> RECORDED DATA:
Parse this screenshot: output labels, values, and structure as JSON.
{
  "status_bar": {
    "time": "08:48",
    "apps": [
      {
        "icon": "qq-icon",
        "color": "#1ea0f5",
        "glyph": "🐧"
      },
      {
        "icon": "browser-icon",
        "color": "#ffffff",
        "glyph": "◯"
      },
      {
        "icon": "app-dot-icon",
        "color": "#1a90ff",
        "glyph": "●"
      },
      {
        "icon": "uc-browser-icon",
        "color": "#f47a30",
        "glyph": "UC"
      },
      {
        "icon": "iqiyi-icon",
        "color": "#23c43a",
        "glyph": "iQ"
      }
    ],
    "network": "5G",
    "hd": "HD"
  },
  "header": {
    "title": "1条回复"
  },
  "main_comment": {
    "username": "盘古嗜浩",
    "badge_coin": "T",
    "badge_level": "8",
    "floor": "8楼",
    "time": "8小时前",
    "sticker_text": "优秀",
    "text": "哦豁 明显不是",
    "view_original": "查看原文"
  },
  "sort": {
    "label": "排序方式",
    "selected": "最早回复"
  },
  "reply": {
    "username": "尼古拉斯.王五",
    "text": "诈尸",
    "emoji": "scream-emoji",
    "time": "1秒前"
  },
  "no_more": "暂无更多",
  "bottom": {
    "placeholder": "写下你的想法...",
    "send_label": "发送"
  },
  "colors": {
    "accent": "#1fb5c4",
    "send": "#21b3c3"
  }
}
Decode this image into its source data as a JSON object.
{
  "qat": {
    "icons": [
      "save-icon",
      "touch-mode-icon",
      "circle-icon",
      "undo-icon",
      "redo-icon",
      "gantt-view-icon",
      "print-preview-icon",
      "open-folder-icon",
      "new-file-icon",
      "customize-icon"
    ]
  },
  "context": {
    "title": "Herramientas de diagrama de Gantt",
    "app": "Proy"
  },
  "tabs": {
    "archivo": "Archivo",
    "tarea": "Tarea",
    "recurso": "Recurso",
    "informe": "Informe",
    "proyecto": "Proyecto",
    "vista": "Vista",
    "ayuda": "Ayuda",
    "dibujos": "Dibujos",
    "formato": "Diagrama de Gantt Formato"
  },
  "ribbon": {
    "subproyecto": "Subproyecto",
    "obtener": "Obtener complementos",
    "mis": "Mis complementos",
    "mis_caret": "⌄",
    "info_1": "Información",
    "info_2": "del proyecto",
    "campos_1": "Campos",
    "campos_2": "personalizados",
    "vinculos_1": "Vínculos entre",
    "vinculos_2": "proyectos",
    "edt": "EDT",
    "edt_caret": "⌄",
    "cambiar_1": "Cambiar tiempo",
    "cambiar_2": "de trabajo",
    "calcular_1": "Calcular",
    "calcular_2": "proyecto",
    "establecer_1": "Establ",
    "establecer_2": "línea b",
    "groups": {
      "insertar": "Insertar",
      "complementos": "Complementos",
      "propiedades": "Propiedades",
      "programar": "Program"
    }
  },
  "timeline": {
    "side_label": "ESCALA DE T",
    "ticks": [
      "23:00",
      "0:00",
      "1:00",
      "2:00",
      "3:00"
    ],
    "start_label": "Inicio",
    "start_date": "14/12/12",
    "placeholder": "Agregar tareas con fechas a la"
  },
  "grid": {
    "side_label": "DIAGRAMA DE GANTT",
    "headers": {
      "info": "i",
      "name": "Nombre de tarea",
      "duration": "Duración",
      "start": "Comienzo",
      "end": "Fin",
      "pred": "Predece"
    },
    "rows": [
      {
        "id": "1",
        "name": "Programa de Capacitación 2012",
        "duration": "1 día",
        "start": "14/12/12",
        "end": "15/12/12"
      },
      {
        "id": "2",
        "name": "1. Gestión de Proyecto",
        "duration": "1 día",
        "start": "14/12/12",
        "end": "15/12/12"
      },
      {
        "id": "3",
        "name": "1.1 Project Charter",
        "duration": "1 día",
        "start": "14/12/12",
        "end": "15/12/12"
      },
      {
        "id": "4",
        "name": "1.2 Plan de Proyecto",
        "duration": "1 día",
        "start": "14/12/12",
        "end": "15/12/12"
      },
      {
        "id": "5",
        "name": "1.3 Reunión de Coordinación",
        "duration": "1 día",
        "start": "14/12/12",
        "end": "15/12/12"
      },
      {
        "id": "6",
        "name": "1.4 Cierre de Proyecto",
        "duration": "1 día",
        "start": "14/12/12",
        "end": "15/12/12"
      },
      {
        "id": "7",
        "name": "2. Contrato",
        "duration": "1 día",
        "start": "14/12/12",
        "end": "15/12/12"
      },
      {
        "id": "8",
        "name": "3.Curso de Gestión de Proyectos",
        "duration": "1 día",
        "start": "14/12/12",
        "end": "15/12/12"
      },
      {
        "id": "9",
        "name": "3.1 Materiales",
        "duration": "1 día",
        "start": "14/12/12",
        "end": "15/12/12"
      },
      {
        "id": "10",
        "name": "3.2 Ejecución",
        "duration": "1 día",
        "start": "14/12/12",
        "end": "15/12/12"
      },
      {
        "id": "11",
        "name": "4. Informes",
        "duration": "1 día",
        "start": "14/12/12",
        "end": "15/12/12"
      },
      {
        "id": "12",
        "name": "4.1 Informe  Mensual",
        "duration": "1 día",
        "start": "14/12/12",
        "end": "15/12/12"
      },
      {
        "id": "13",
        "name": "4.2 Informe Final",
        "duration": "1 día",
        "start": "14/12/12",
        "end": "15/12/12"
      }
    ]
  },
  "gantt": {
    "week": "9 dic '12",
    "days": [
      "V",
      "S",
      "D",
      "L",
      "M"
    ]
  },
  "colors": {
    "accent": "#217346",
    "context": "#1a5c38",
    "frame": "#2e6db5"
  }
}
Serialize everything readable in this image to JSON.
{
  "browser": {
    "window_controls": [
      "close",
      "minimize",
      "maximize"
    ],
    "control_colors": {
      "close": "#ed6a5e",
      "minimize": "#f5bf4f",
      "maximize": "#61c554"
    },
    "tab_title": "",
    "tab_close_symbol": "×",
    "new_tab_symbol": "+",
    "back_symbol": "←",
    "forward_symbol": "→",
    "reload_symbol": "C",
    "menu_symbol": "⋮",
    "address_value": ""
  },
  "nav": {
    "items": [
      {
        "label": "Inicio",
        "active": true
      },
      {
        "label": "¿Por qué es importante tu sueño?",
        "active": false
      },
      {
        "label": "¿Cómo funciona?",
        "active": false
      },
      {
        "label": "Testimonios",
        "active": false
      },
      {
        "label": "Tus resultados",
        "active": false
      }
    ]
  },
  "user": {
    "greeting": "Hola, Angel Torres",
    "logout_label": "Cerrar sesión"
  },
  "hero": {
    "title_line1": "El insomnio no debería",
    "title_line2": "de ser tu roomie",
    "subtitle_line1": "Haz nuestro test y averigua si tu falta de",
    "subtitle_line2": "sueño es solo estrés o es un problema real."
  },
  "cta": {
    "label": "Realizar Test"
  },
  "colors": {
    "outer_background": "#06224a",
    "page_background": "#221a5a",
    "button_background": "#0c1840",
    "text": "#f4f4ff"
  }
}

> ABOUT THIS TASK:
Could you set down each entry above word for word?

> ANSWER BELOW:
Parse this screenshot: output labels, values, and structure as JSON.
{
  "status_bar": {
    "time": "08:48",
    "apps": [
      {
        "icon": "qq-icon",
        "color": "#1ea0f5",
        "glyph": "🐧"
      },
      {
        "icon": "browser-icon",
        "color": "#ffffff",
        "glyph": "◯"
      },
      {
        "icon": "app-dot-icon",
        "color": "#1a90ff",
        "glyph": "●"
      },
      {
        "icon": "uc-browser-icon",
        "color": "#f47a30",
        "glyph": "UC"
      },
      {
        "icon": "iqiyi-icon",
        "color": "#23c43a",
        "glyph": "iQ"
      }
    ],
    "network": "5G",
    "hd": "HD"
  },
  "header": {
    "title": "1条回复"
  },
  "main_comment": {
    "username": "盘古嗜浩",
    "badge_coin": "T",
    "badge_level": "8",
    "floor": "8楼",
    "time": "8小时前",
    "sticker_text": "优秀",
    "text": "哦豁 明显不是",
    "view_original": "查看原文"
  },
  "sort": {
    "label": "排序方式",
    "selected": "最早回复"
  },
  "reply": {
    "username": "尼古拉斯.王五",
    "text": "诈尸",
    "emoji": "scream-emoji",
    "time": "1秒前"
  },
  "no_more": "暂无更多",
  "bottom": {
    "placeholder": "写下你的想法...",
    "send_label": "发送"
  },
  "colors": {
    "accent": "#1fb5c4",
    "send": "#21b3c3"
  }
}
Decode this image into its source data as a JSON object.
{
  "qat": {
    "icons": [
      "save-icon",
      "touch-mode-icon",
      "circle-icon",
      "undo-icon",
      "redo-icon",
      "gantt-view-icon",
      "print-preview-icon",
      "open-folder-icon",
      "new-file-icon",
      "customize-icon"
    ]
  },
  "context": {
    "title": "Herramientas de diagrama de Gantt",
    "app": "Proy"
  },
  "tabs": {
    "archivo": "Archivo",
    "tarea": "Tarea",
    "recurso": "Recurso",
    "informe": "Informe",
    "proyecto": "Proyecto",
    "vista": "Vista",
    "ayuda": "Ayuda",
    "dibujos": "Dibujos",
    "formato": "Diagrama de Gantt Formato"
  },
  "ribbon": {
    "subproyecto": "Subproyecto",
    "obtener": "Obtener complementos",
    "mis": "Mis complementos",
    "mis_caret": "⌄",
    "info_1": "Información",
    "info_2": "del proyecto",
    "campos_1": "Campos",
    "campos_2": "personalizados",
    "vinculos_1": "Vínculos entre",
    "vinculos_2": "proyectos",
    "edt": "EDT",
    "edt_caret": "⌄",
    "cambiar_1": "Cambiar tiempo",
    "cambiar_2": "de trabajo",
    "calcular_1": "Calcular",
    "calcular_2": "proyecto",
    "establecer_1": "Establ",
    "establecer_2": "línea b",
    "groups": {
      "insertar": "Insertar",
      "complementos": "Complementos",
      "propiedades": "Propiedades",
      "programar": "Program"
    }
  },
  "timeline": {
    "side_label": "ESCALA DE T",
    "ticks": [
      "23:00",
      "0:00",
      "1:00",
      "2:00",
      "3:00"
    ],
    "start_label": "Inicio",
    "start_date": "14/12/12",
    "placeholder": "Agregar tareas con fechas a la"
  },
  "grid": {
    "side_label": "DIAGRAMA DE GANTT",
    "headers": {
      "info": "i",
      "name": "Nombre de tarea",
      "duration": "Duración",
      "start": "Comienzo",
      "end": "Fin",
      "pred": "Predece"
    },
    "rows": [
      {
        "id": "1",
        "name": "Programa de Capacitación 2012",
        "duration": "1 día",
        "start": "14/12/12",
        "end": "15/12/12"
      },
      {
        "id": "2",
        "name": "1. Gestión de Proyecto",
        "duration": "1 día",
        "start": "14/12/12",
        "end": "15/12/12"
      },
      {
        "id": "3",
        "name": "1.1 Project Charter",
        "duration": "1 día",
        "start": "14/12/12",
        "end": "15/12/12"
      },
      {
        "id": "4",
        "name": "1.2 Plan de Proyecto",
        "duration": "1 día",
        "start": "14/12/12",
        "end": "15/12/12"
      },
      {
        "id": "5",
        "name": "1.3 Reunión de Coordinación",
        "duration": "1 día",
        "start": "14/12/12",
        "end": "15/12/12"
      },
      {
        "id": "6",
        "name": "1.4 Cierre de Proyecto",
        "duration": "1 día",
        "start": "14/12/12",
        "end": "15/12/12"
      },
      {
        "id": "7",
        "name": "2. Contrato",
        "duration": "1 día",
        "start": "14/12/12",
        "end": "15/12/12"
      },
      {
        "id": "8",
        "name": "3.Curso de Gestión de Proyectos",
        "duration": "1 día",
        "start": "14/12/12",
        "end": "15/12/12"
      },
      {
        "id": "9",
        "name": "3.1 Materiales",
        "duration": "1 día",
        "start": "14/12/12",
        "end": "15/12/12"
      },
      {
        "id": "10",
        "name": "3.2 Ejecución",
        "duration": "1 día",
        "start": "14/12/12",
        "end": "15/12/12"
      },
      {
        "id": "11",
        "name": "4. Informes",
        "duration": "1 día",
        "start": "14/12/12",
        "end": "15/12/12"
      },
      {
        "id": "12",
        "name": "4.1 Informe  Mensual",
        "duration": "1 día",
        "start": "14/12/12",
        "end": "15/12/12"
      },
      {
        "id": "13",
        "name": "4.2 Informe Final",
        "duration": "1 día",
        "start": "14/12/12",
        "end": "15/12/12"
      }
    ]
  },
  "gantt": {
    "week": "9 dic '12",
    "days": [
      "V",
      "S",
      "D",
      "L",
      "M"
    ]
  },
  "colors": {
    "accent": "#217346",
    "context": "#1a5c38",
    "frame": "#2e6db5"
  }
}
Serialize everything readable in this image to JSON.
{
  "browser": {
    "window_controls": [
      "close",
      "minimize",
      "maximize"
    ],
    "control_colors": {
      "close": "#ed6a5e",
      "minimize": "#f5bf4f",
      "maximize": "#61c554"
    },
    "tab_title": "",
    "tab_close_symbol": "×",
    "new_tab_symbol": "+",
    "back_symbol": "←",
    "forward_symbol": "→",
    "reload_symbol": "C",
    "menu_symbol": "⋮",
    "address_value": ""
  },
  "nav": {
    "items": [
      {
        "label": "Inicio",
        "active": true
      },
      {
        "label": "¿Por qué es importante tu sueño?",
        "active": false
      },
      {
        "label": "¿Cómo funciona?",
        "active": false
      },
      {
        "label": "Testimonios",
        "active": false
      },
      {
        "label": "Tus resultados",
        "active": false
      }
    ]
  },
  "user": {
    "greeting": "Hola, Angel Torres",
    "logout_label": "Cerrar sesión"
  },
  "hero": {
    "title_line1": "El insomnio no debería",
    "title_line2": "de ser tu roomie",
    "subtitle_line1": "Haz nuestro test y averigua si tu falta de",
    "subtitle_line2": "sueño es solo estrés o es un problema real."
  },
  "cta": {
    "label": "Realizar Test"
  },
  "colors": {
    "outer_background": "#06224a",
    "page_background": "#221a5a",
    "button_background": "#0c1840",
    "text": "#f4f4ff"
  }
}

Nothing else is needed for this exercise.